Securing today’s data against tomorrow’s enemies.
Digital communications are currently protected by asymmetric cryptography technology. Peter Shor has shown that a powerful quantum computer could break current encryption. What would happen if some of today’s top-secret information, such as diplomatic negotiations, financial transactions or even health data, were to be leaked in 5, 10 or even 20 years’ time? To combat this threat, cryptographers must accept that they are not fighting on an equal playing field. They must find a way to protect information from future quantum enemies with today’s classical computers. The underlying scientific challenge is to find simple mathematical operations that can be performed on everyone’s devices and which cannot be undone by an inordinate amount of computing power. One way to model these new problems is to imagine a grid and a token. It is easy to decide whether the token is close to the grid. But if now, instead of being given the grid, you are only given a few points close to it along with the token. In that case, it is much more difficult to determine whether the token is in a reasonable vicinity of the grid. At the end of 2016, the American National Institute of Standards and Technology (NIST) launched an international competition since to look for future post-quantum standards and has since received 69 valid proposals.
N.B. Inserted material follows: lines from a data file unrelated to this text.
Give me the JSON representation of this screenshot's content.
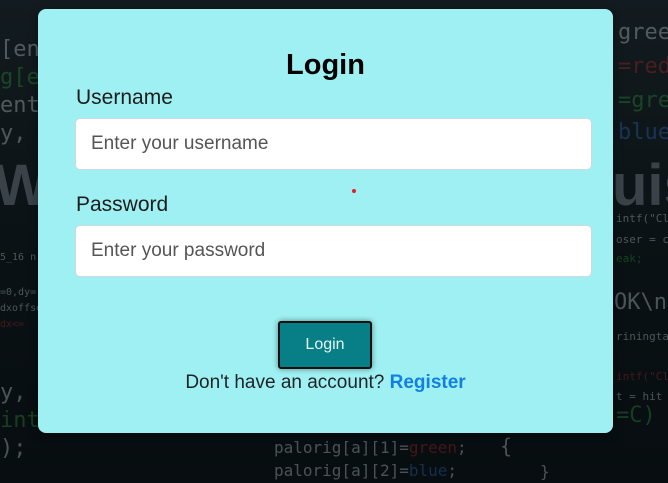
{
  "login": {
    "title": "Login",
    "username_label": "Username",
    "username_placeholder": "Enter your username",
    "password_label": "Password",
    "password_placeholder": "Enter your password",
    "login_button_label": "Login",
    "register_prompt": "Don't have an account?",
    "register_link_label": "Register"
  },
  "colors": {
    "modal_background": "#9ff0f2",
    "login_button": "#087e86",
    "register_link": "#1280e3",
    "page_background": "#0d1417"
  }
}
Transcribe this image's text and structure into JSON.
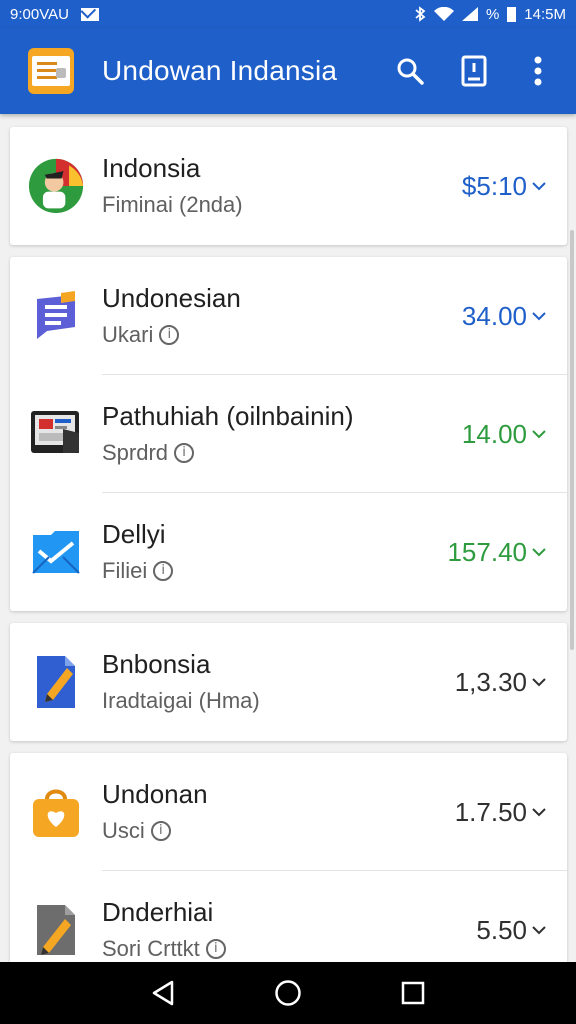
{
  "status_bar": {
    "left_text": "9:00VAU",
    "time": "14:5M",
    "battery": "%"
  },
  "app_bar": {
    "title": "Undowan Indansia"
  },
  "cards": [
    {
      "rows": [
        {
          "title": "Indonsia",
          "subtitle": "Fiminai (2nda)",
          "amount": "$5:10",
          "amount_color": "#1f5fc9",
          "icon": "flag-avatar-icon",
          "show_info": false
        }
      ]
    },
    {
      "rows": [
        {
          "title": "Undonesian",
          "subtitle": "Ukari",
          "amount": "34.00",
          "amount_color": "#1f5fc9",
          "icon": "chat-doc-icon",
          "show_info": true
        },
        {
          "title": "Pathuhiah (oilnbainin)",
          "subtitle": "Sprdrd",
          "amount": "14.00",
          "amount_color": "#2e9b3e",
          "icon": "laptop-icon",
          "show_info": true
        },
        {
          "title": "Dellyi",
          "subtitle": "Filiei",
          "amount": "157.40",
          "amount_color": "#2e9b3e",
          "icon": "email-icon",
          "show_info": true
        }
      ]
    },
    {
      "rows": [
        {
          "title": "Bnbonsia",
          "subtitle": "Iradtaigai (Hma)",
          "amount": "1,3.30",
          "amount_color": "#303030",
          "icon": "document-pen-icon",
          "show_info": false
        }
      ]
    },
    {
      "rows": [
        {
          "title": "Undonan",
          "subtitle": "Usci",
          "amount": "1.7.50",
          "amount_color": "#303030",
          "icon": "shopping-bag-icon",
          "show_info": true
        },
        {
          "title": "Dnderhiai",
          "subtitle": "Sori Crttkt",
          "amount": "5.50",
          "amount_color": "#303030",
          "icon": "pencil-note-icon",
          "show_info": true
        }
      ]
    }
  ],
  "colors": {
    "primary": "#1f5fc9",
    "positive": "#2e9b3e",
    "neutral": "#303030"
  }
}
After three selection rounds over several years, two of XLIM’s algorithms (BIKE and HQC) are among the nine finalists for the cryptography of tomorrow.